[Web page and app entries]
::::::

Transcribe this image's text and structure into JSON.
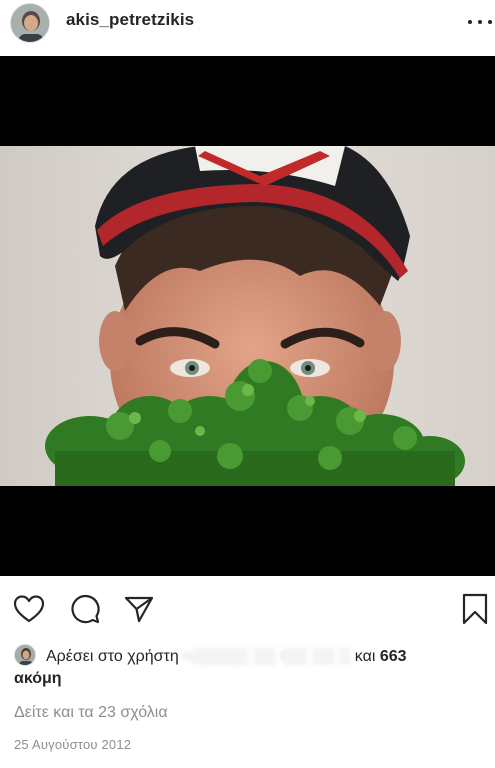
{
  "post": {
    "username": "akis_petretzikis",
    "more_icon": "more-horizontal-icon",
    "photo_description_icon": "photo"
  },
  "actions": {
    "like_icon": "heart-icon",
    "comment_icon": "comment-icon",
    "share_icon": "share-icon",
    "save_icon": "bookmark-icon"
  },
  "likes": {
    "prefix": "Αρέσει στο χρήστη",
    "blurred_user": "n▒▒▒▒▒ ▒▒ t▒▒ ▒▒ ▒",
    "and_label": "και",
    "count": "663",
    "suffix": "ακόμη"
  },
  "comments": {
    "view_all": "Δείτε και τα 23 σχόλια"
  },
  "timestamp": "25 Αυγούστου 2012"
}
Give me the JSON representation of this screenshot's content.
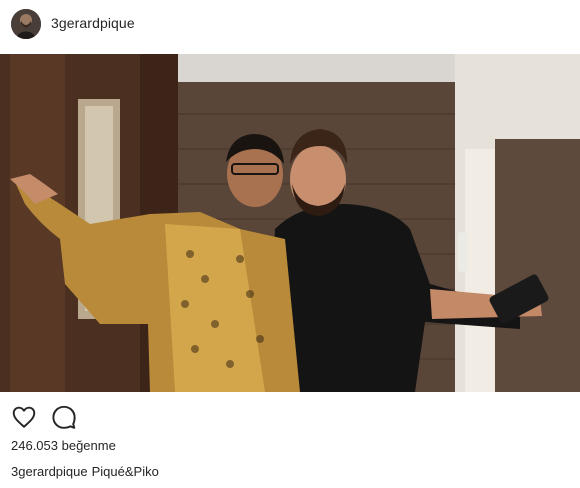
{
  "post": {
    "username": "3gerardpique",
    "likes_text": "246.053 beğenme",
    "caption_user": "3gerardpique",
    "caption_text": "Piqué&Piko"
  },
  "icons": {
    "like": "heart-icon",
    "comment": "comment-icon"
  },
  "colors": {
    "text": "#262626",
    "background": "#ffffff"
  }
}
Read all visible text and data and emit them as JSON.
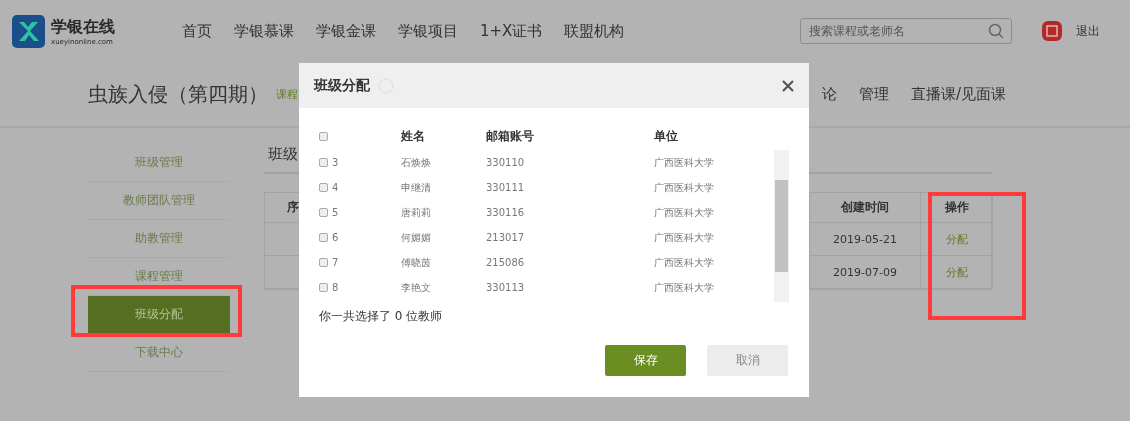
{
  "header": {
    "logo": {
      "name": "学银在线",
      "domain": "xueyinonline.com"
    },
    "nav": [
      "首页",
      "学银慕课",
      "学银金课",
      "学银项目",
      "1+X证书",
      "联盟机构"
    ],
    "search": {
      "placeholder": "搜索课程或老师名"
    },
    "logout": "退出"
  },
  "course": {
    "title": "虫族入侵（第四期）",
    "tag": "课程",
    "tabs": [
      "论",
      "管理",
      "直播课/见面课"
    ]
  },
  "sidebar": {
    "items": [
      {
        "label": "班级管理",
        "selected": false
      },
      {
        "label": "教师团队管理",
        "selected": false
      },
      {
        "label": "助教管理",
        "selected": false
      },
      {
        "label": "课程管理",
        "selected": false
      },
      {
        "label": "班级分配",
        "selected": true
      },
      {
        "label": "下载中心",
        "selected": false
      }
    ]
  },
  "content": {
    "heading": "班级",
    "table": {
      "columns": [
        "序",
        "创建时间",
        "操作"
      ],
      "rows": [
        {
          "created": "2019-05-21",
          "action": "分配"
        },
        {
          "created": "2019-07-09",
          "action": "分配"
        }
      ]
    }
  },
  "modal": {
    "title": "班级分配",
    "select_all": false,
    "columns": [
      "姓名",
      "邮箱账号",
      "单位"
    ],
    "rows": [
      {
        "checked": false,
        "index": "3",
        "name": "石焕焕",
        "email": "330110",
        "unit": "广西医科大学"
      },
      {
        "checked": false,
        "index": "4",
        "name": "申继清",
        "email": "330111",
        "unit": "广西医科大学"
      },
      {
        "checked": false,
        "index": "5",
        "name": "唐莉莉",
        "email": "330116",
        "unit": "广西医科大学"
      },
      {
        "checked": false,
        "index": "6",
        "name": "何媚媚",
        "email": "213017",
        "unit": "广西医科大学"
      },
      {
        "checked": false,
        "index": "7",
        "name": "傅晓茵",
        "email": "215086",
        "unit": "广西医科大学"
      },
      {
        "checked": false,
        "index": "8",
        "name": "李艳文",
        "email": "330113",
        "unit": "广西医科大学"
      }
    ],
    "summary": "你一共选择了 0 位教师",
    "buttons": [
      {
        "label": "保存",
        "kind": "primary"
      },
      {
        "label": "取消",
        "kind": "secondary"
      }
    ]
  }
}
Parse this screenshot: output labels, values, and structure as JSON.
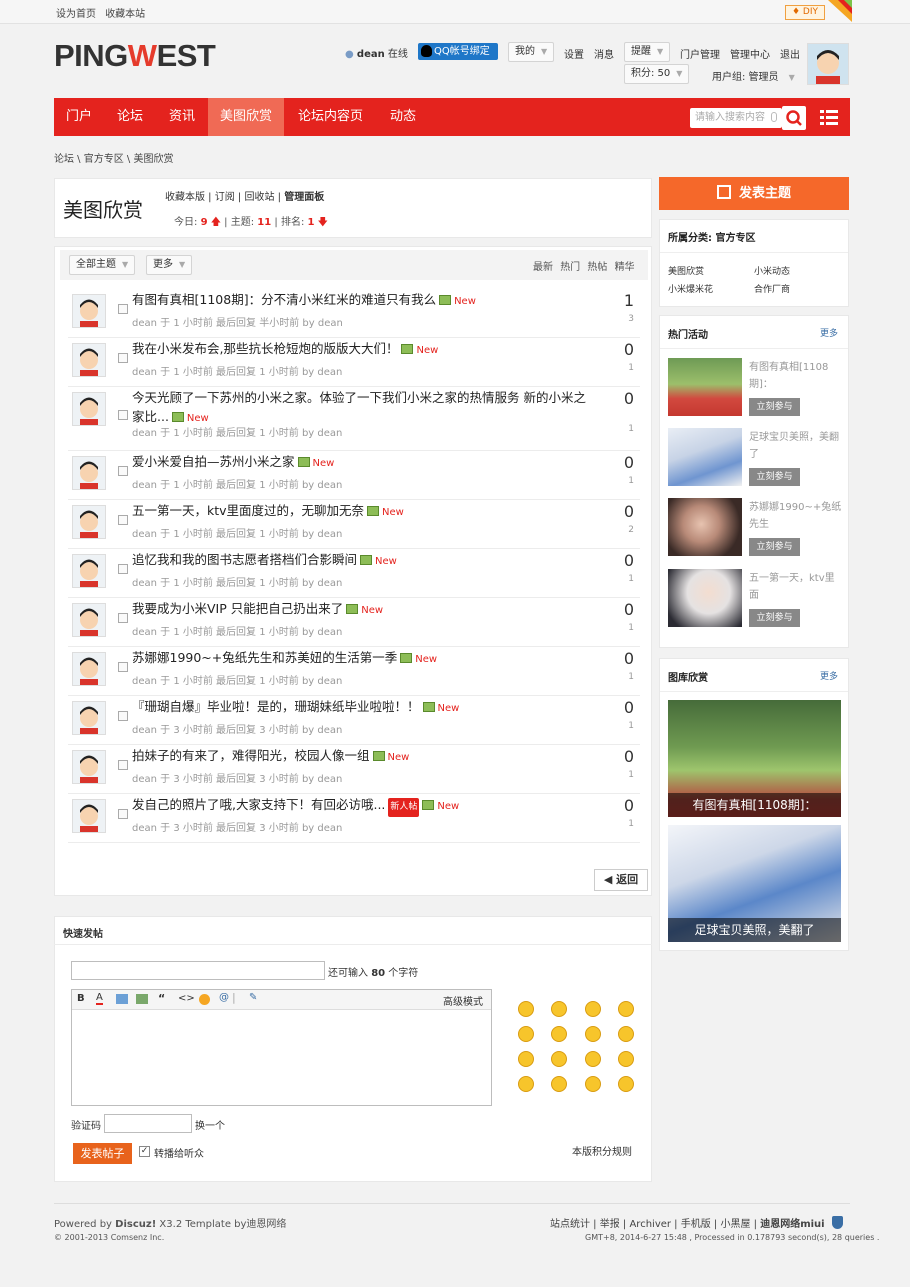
{
  "topbar": {
    "set_home": "设为首页",
    "bookmark": "收藏本站",
    "diy": "DIY"
  },
  "header": {
    "logo_pre": "PING",
    "logo_accent": "W",
    "logo_post": "EST",
    "username": "dean",
    "online": "在线",
    "qq_bind": "QQ帐号绑定",
    "my_menu": "我的",
    "settings": "设置",
    "messages": "消息",
    "remind": "提醒",
    "portal_admin": "门户管理",
    "admin_center": "管理中心",
    "logout": "退出",
    "points": "积分: 50",
    "usergroup": "用户组: 管理员"
  },
  "nav": {
    "items": [
      "门户",
      "论坛",
      "资讯",
      "美图欣赏",
      "论坛内容页",
      "动态"
    ],
    "active": "美图欣赏",
    "search_placeholder": "请输入搜索内容"
  },
  "breadcrumb": [
    "论坛",
    "官方专区",
    "美图欣赏"
  ],
  "forum": {
    "title": "美图欣赏",
    "links": [
      "收藏本版",
      "订阅",
      "回收站",
      "管理面板"
    ],
    "today_label": "今日:",
    "today": "9",
    "threads_label": "主题:",
    "threads": "11",
    "rank_label": "排名:",
    "rank": "1"
  },
  "list": {
    "filter_all": "全部主题",
    "filter_more": "更多",
    "sort": [
      "最新",
      "热门",
      "热帖",
      "精华"
    ],
    "threads": [
      {
        "title": "有图有真相[1108期]：分不清小米红米的难道只有我么",
        "meta": "dean 于 1 小时前 最后回复 半小时前 by dean",
        "replies": "1",
        "views": "3",
        "badge": ""
      },
      {
        "title": "我在小米发布会,那些抗长枪短炮的版版大大们！",
        "meta": "dean 于 1 小时前 最后回复 1 小时前 by dean",
        "replies": "0",
        "views": "1",
        "badge": ""
      },
      {
        "title": "今天光顾了一下苏州的小米之家。体验了一下我们小米之家的热情服务 新的小米之家比...",
        "meta": "dean 于 1 小时前 最后回复 1 小时前 by dean",
        "replies": "0",
        "views": "1",
        "badge": ""
      },
      {
        "title": "爱小米爱自拍—苏州小米之家",
        "meta": "dean 于 1 小时前 最后回复 1 小时前 by dean",
        "replies": "0",
        "views": "1",
        "badge": ""
      },
      {
        "title": "五一第一天，ktv里面度过的，无聊加无奈",
        "meta": "dean 于 1 小时前 最后回复 1 小时前 by dean",
        "replies": "0",
        "views": "2",
        "badge": ""
      },
      {
        "title": "追忆我和我的图书志愿者搭档们合影瞬间",
        "meta": "dean 于 1 小时前 最后回复 1 小时前 by dean",
        "replies": "0",
        "views": "1",
        "badge": ""
      },
      {
        "title": "我要成为小米VIP 只能把自己扔出来了",
        "meta": "dean 于 1 小时前 最后回复 1 小时前 by dean",
        "replies": "0",
        "views": "1",
        "badge": ""
      },
      {
        "title": "苏娜娜1990~+兔纸先生和苏美妞的生活第一季",
        "meta": "dean 于 1 小时前 最后回复 1 小时前 by dean",
        "replies": "0",
        "views": "1",
        "badge": ""
      },
      {
        "title": "『珊瑚自爆』毕业啦！是的，珊瑚妹纸毕业啦啦！！",
        "meta": "dean 于 3 小时前 最后回复 3 小时前 by dean",
        "replies": "0",
        "views": "1",
        "badge": ""
      },
      {
        "title": "拍妹子的有来了，难得阳光，校园人像一组",
        "meta": "dean 于 3 小时前 最后回复 3 小时前 by dean",
        "replies": "0",
        "views": "1",
        "badge": ""
      },
      {
        "title": "发自己的照片了哦,大家支持下！有回必访哦...",
        "meta": "dean 于 3 小时前 最后回复 3 小时前 by dean",
        "replies": "0",
        "views": "1",
        "badge": "新人帖"
      }
    ],
    "new_label": "New",
    "back": "返回"
  },
  "quickpost": {
    "title": "快速发帖",
    "remaining_pre": "还可输入",
    "remaining": "80",
    "remaining_post": "个字符",
    "advanced": "高级模式",
    "captcha": "验证码",
    "change": "换一个",
    "submit": "发表帖子",
    "share": "转播给听众",
    "rules": "本版积分规则"
  },
  "sidebar": {
    "post_button": "发表主题",
    "category_title": "所属分类: 官方专区",
    "categories": [
      "美图欣赏",
      "小米动态",
      "小米爆米花",
      "合作厂商"
    ],
    "hot_title": "热门活动",
    "more": "更多",
    "join": "立刻参与",
    "activities": [
      "有图有真相[1108期]：",
      "足球宝贝美照，美翻了",
      "苏娜娜1990~+兔纸先生",
      "五一第一天，ktv里面"
    ],
    "gallery_title": "图库欣赏",
    "gallery": [
      "有图有真相[1108期]：",
      "足球宝贝美照，美翻了"
    ]
  },
  "footer": {
    "powered_pre": "Powered by ",
    "powered_brand": "Discuz!",
    "powered_post": " X3.2  Template by迪恩网络",
    "copyright": "© 2001-2013 Comsenz Inc.",
    "links": [
      "站点统计",
      "举报",
      "Archiver",
      "手机版",
      "小黑屋",
      "迪恩网络miui"
    ],
    "stats": "GMT+8, 2014-6-27 15:48 , Processed in 0.178793 second(s), 28 queries ."
  },
  "colors": {
    "brand_red": "#e4231e",
    "nav_active": "#f06a55",
    "post_orange": "#f5682a"
  }
}
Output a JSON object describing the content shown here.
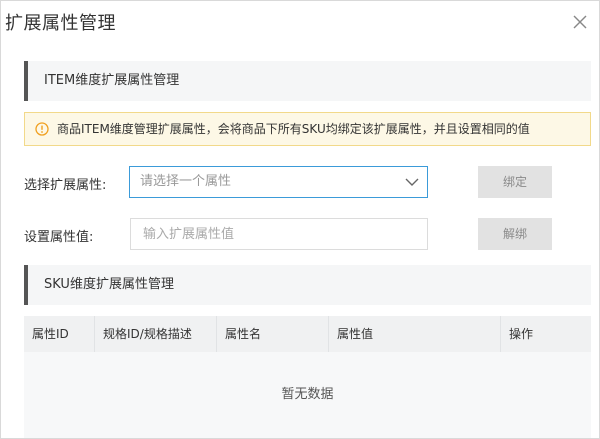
{
  "dialog": {
    "title": "扩展属性管理",
    "close_icon": "close-icon"
  },
  "item_section": {
    "title": "ITEM维度扩展属性管理",
    "notice": {
      "icon": "warning-circle-icon",
      "text": "商品ITEM维度管理扩展属性，会将商品下所有SKU均绑定该扩展属性，并且设置相同的值"
    },
    "select_label": "选择扩展属性:",
    "select_placeholder": "请选择一个属性",
    "bind_button": "绑定",
    "value_label": "设置属性值:",
    "value_placeholder": "输入扩展属性值",
    "unbind_button": "解绑"
  },
  "sku_section": {
    "title": "SKU维度扩展属性管理",
    "table": {
      "columns": [
        "属性ID",
        "规格ID/规格描述",
        "属性名",
        "属性值",
        "操作"
      ],
      "rows": [],
      "empty_text": "暂无数据"
    }
  },
  "colors": {
    "accent_border": "#3b9bd9",
    "notice_bg": "#fdf8e6",
    "notice_border": "#f2d98a",
    "warning_icon": "#f0a020",
    "section_bar": "#555555"
  }
}
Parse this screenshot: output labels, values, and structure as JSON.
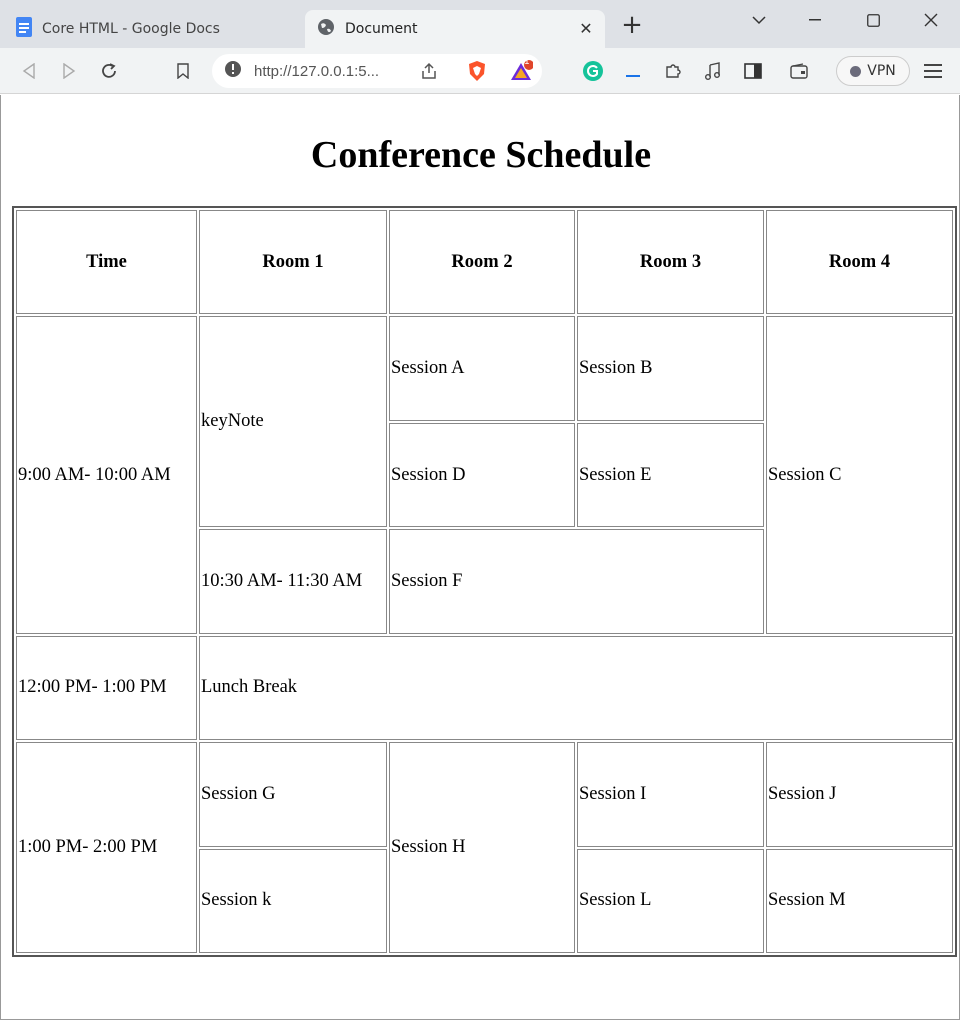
{
  "browser": {
    "tabs": [
      {
        "title": "Core HTML - Google Docs",
        "icon": "google-docs-icon"
      },
      {
        "title": "Document",
        "icon": "globe-icon"
      }
    ],
    "url": "http://127.0.0.1:5...",
    "vpn_label": "VPN",
    "brave_badge_count": "1"
  },
  "page": {
    "title": "Conference Schedule",
    "headers": [
      "Time",
      "Room 1",
      "Room 2",
      "Room 3",
      "Room 4"
    ],
    "slot1": {
      "time": "9:00 AM- 10:00 AM",
      "keynote": "keyNote",
      "session_a": "Session A",
      "session_b": "Session B",
      "session_c": "Session C",
      "session_d": "Session D",
      "session_e": "Session E",
      "time2": "10:30 AM- 11:30 AM",
      "session_f": "Session F"
    },
    "lunch": {
      "time": "12:00 PM- 1:00 PM",
      "label": "Lunch Break"
    },
    "slot3": {
      "time": "1:00 PM- 2:00 PM",
      "session_g": "Session G",
      "session_h": "Session H",
      "session_i": "Session I",
      "session_j": "Session J",
      "session_k": "Session k",
      "session_l": "Session L",
      "session_m": "Session M"
    }
  }
}
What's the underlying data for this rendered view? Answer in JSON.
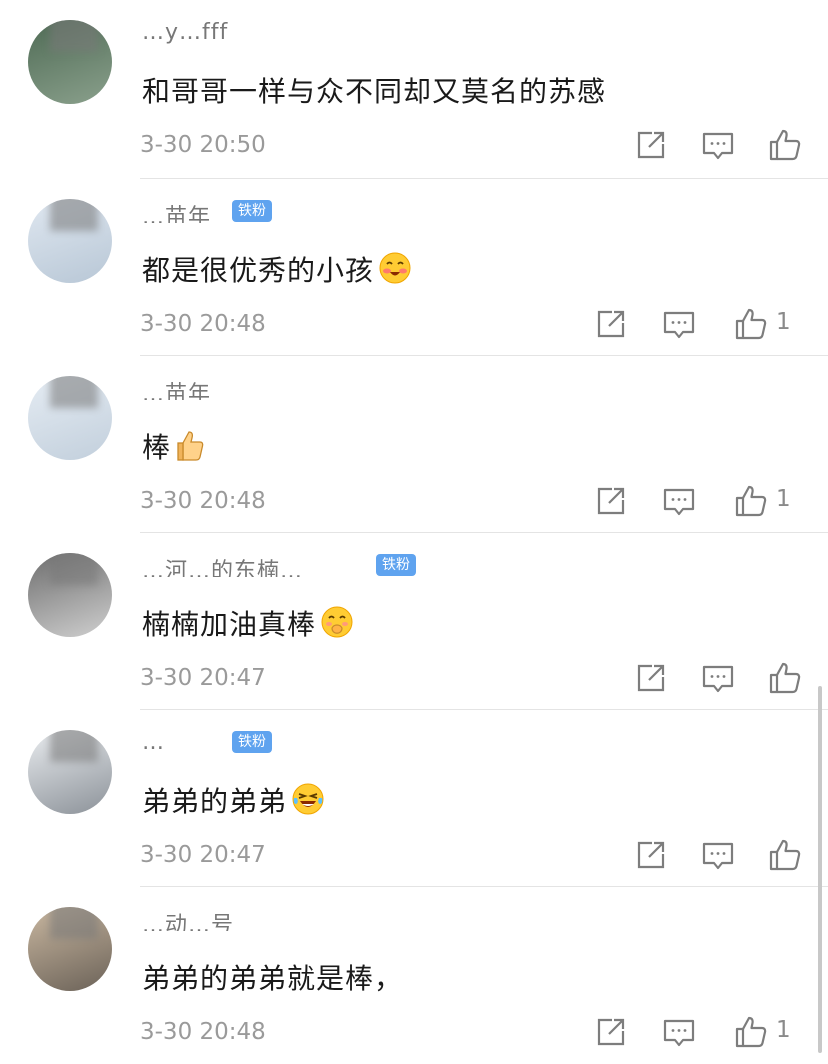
{
  "comments": [
    {
      "username": "…y…fff",
      "badge": "",
      "text": "和哥哥一样与众不同却又莫名的苏感",
      "emoji": "",
      "time": "3-30 20:50",
      "likes": ""
    },
    {
      "username": "…苗年",
      "badge": "铁粉",
      "text": "都是很优秀的小孩",
      "emoji": "blush-smile-emoji",
      "time": "3-30 20:48",
      "likes": "1"
    },
    {
      "username": "…苗年",
      "badge": "",
      "text": "棒",
      "emoji": "thumbs-up-emoji",
      "time": "3-30 20:48",
      "likes": "1"
    },
    {
      "username": "…河…的东楠…",
      "badge": "铁粉",
      "text": "楠楠加油真棒",
      "emoji": "shush-face-emoji",
      "time": "3-30 20:47",
      "likes": ""
    },
    {
      "username": "…",
      "badge": "铁粉",
      "text": "弟弟的弟弟",
      "emoji": "laugh-tears-emoji",
      "time": "3-30 20:47",
      "likes": ""
    },
    {
      "username": "…动…号",
      "badge": "",
      "text": "弟弟的弟弟就是棒，",
      "emoji": "",
      "time": "3-30 20:48",
      "likes": "1"
    }
  ],
  "colors": {
    "badge": "#5fa3ef",
    "text": "#1a1a1a",
    "meta": "#9a9a9a",
    "icon": "#7d7d7d"
  },
  "icons": [
    "share-icon",
    "reply-icon",
    "like-icon"
  ]
}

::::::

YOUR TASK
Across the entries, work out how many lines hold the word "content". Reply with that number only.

SOLUTION FOR THIS PROBLEM
3